Climate scientists are at odds over whether New Zealand will suffer an El Nino this year.
The Australian Bureau of Meteorology yesterday announced a substantial El Nino event had begun.
During an El Nino, the west coast is wet, the east coast is dry and it's cold everywhere. Those conditions make it ripe for drought.
Victoria University climate scientist James Renwick said it would take about a month to see just how severe it would get.
"Australia feels El Ninos possibly more strongly than just about any other country but New Zealand certainly feels the effects as well.
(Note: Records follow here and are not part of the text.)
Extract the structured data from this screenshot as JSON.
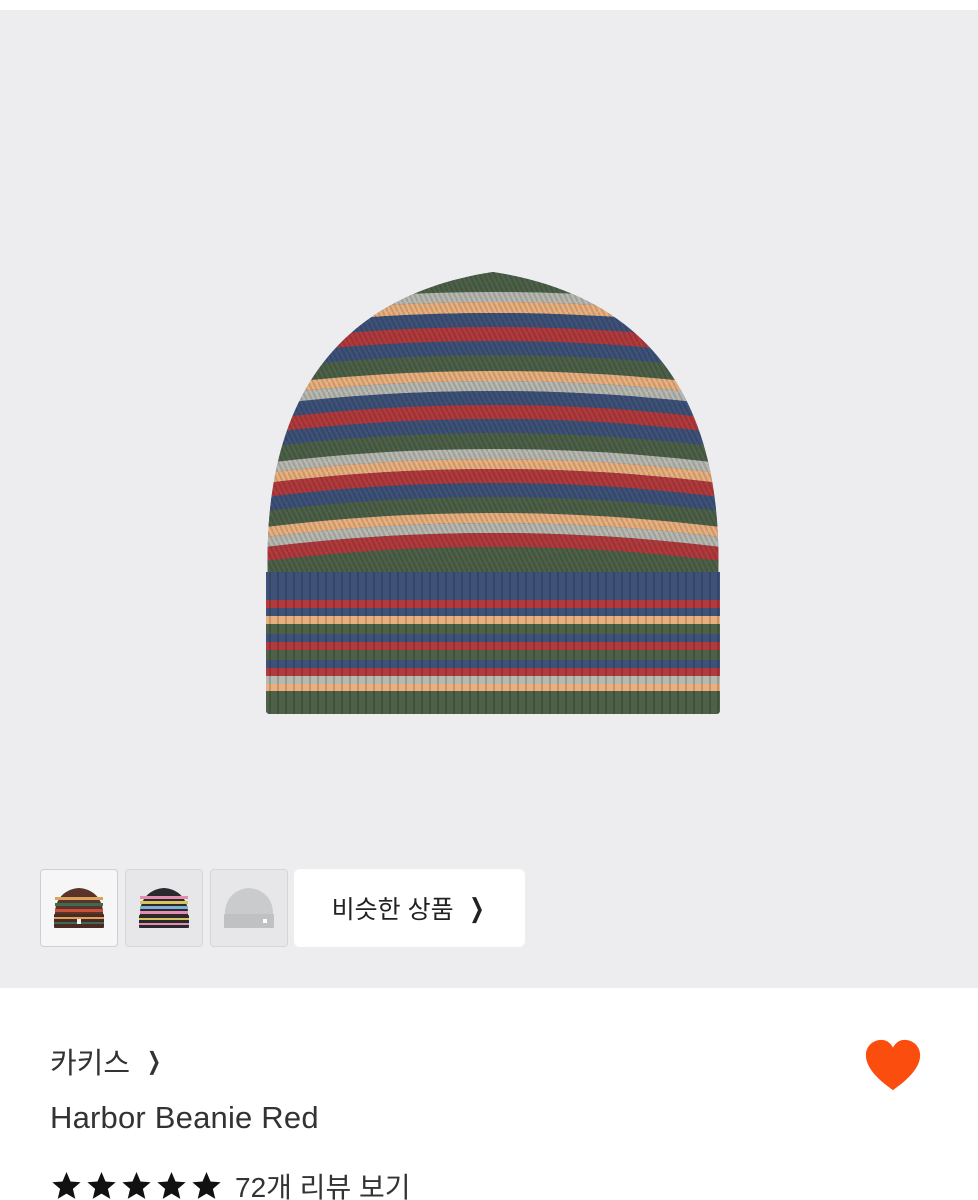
{
  "gallery": {
    "thumbnails": [
      {
        "name": "thumbnail-1",
        "selected": true
      },
      {
        "name": "thumbnail-2",
        "selected": false
      },
      {
        "name": "thumbnail-3",
        "selected": false
      }
    ],
    "similar_button_label": "비슷한 상품",
    "similar_button_icon": "chevron-right-icon"
  },
  "product": {
    "brand": "카키스",
    "brand_icon": "chevron-right-icon",
    "name": "Harbor Beanie Red",
    "rating_stars": 5,
    "review_link": "72개 리뷰 보기",
    "favorite_icon": "heart-icon"
  },
  "colors": {
    "hero_background": "#ededef",
    "heart": "#fb4d0d",
    "stripe_navy": "#3e5279",
    "stripe_green": "#4d6148",
    "stripe_red": "#b23a3d",
    "stripe_peach": "#e9b07e",
    "stripe_gray": "#b7b9b1"
  }
}
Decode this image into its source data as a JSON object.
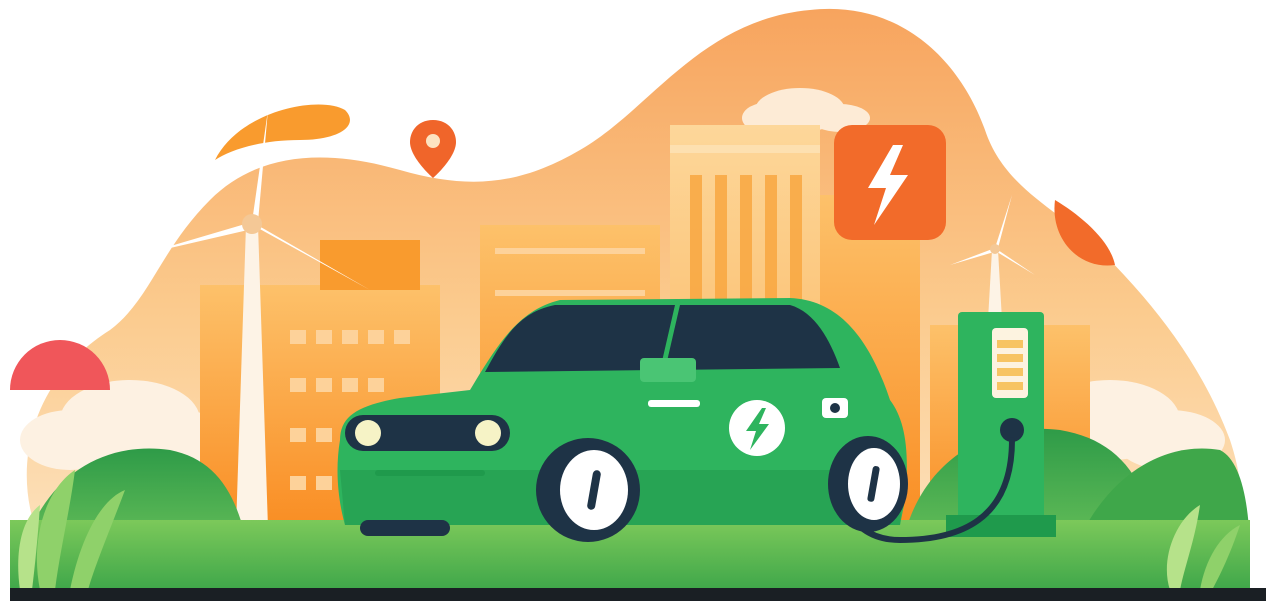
{
  "scene": {
    "subject": "ev-charging-illustration"
  },
  "colors": {
    "sky_peach": "#FBD3A6",
    "sky_orange": "#F7A45E",
    "building_orange": "#F99B2E",
    "building_light": "#FDC16A",
    "accent_orange": "#F26B2A",
    "pin_orange": "#F0652A",
    "car_green": "#2EB45E",
    "car_green_dark": "#1F9A4C",
    "window_navy": "#1E3346",
    "ground_green": "#4CB548",
    "hill_green": "#2E9B48",
    "turbine_white": "#FFFFFF",
    "ground_strip": "#1A1F24"
  },
  "icons": {
    "map_pin": "map-pin-icon",
    "lightning_badge": "lightning-badge-icon",
    "car_lightning": "car-lightning-icon"
  }
}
What normally happens for New Zealand is the kind of weather we've had this week with strong winds and storms and things."
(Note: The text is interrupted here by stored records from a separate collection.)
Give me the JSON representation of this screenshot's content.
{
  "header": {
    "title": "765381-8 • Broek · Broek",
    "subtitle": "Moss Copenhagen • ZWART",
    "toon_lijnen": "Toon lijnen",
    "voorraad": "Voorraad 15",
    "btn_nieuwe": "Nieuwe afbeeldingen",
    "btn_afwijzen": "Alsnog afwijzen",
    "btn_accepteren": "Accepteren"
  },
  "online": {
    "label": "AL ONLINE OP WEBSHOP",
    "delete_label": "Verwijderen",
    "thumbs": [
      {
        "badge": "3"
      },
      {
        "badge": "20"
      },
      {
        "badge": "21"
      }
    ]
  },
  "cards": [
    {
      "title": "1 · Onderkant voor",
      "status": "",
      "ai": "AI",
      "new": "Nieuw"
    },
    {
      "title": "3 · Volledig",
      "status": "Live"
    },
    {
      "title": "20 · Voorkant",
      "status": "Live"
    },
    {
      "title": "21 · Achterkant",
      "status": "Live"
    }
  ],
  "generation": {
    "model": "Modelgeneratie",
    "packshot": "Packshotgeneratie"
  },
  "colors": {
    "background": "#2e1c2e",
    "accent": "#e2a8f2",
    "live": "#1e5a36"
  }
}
But scientists at government research agency NIWA aren't so sure.
NIWA principal climate scientist Brett Mullan did not believe there was enough evidence to support Australia's claim.
"Our view is it's maybe a little bit premature to call it more than a weak event; it's certainly premature to call it a strong event at this stage."
But Dr Mullan said NIWA believed there was an 80 percent chance of an El Nino event developing.
Drought continues in South Island
Meanwhile, Primary Industries Minister Nathan Guy has said farmers on the east coast of the South Island are still suffering the effects of drought.
Mr Guy said it was particularly bad in North Canterbury and especially in Cheviot, which missed most of the recent rain in the area.
Mr Guy said it was likely the medium-scale drought classification would remain until August or September, depending on conditions over autumn.
He said soil moisture remained well below average and there were concerns about the availability of winter stock feed.
The minister said farmers should talk to their accountants if they need help or flexibility with making tax payments, and should revise feed budgets now, as winter feed may be limited.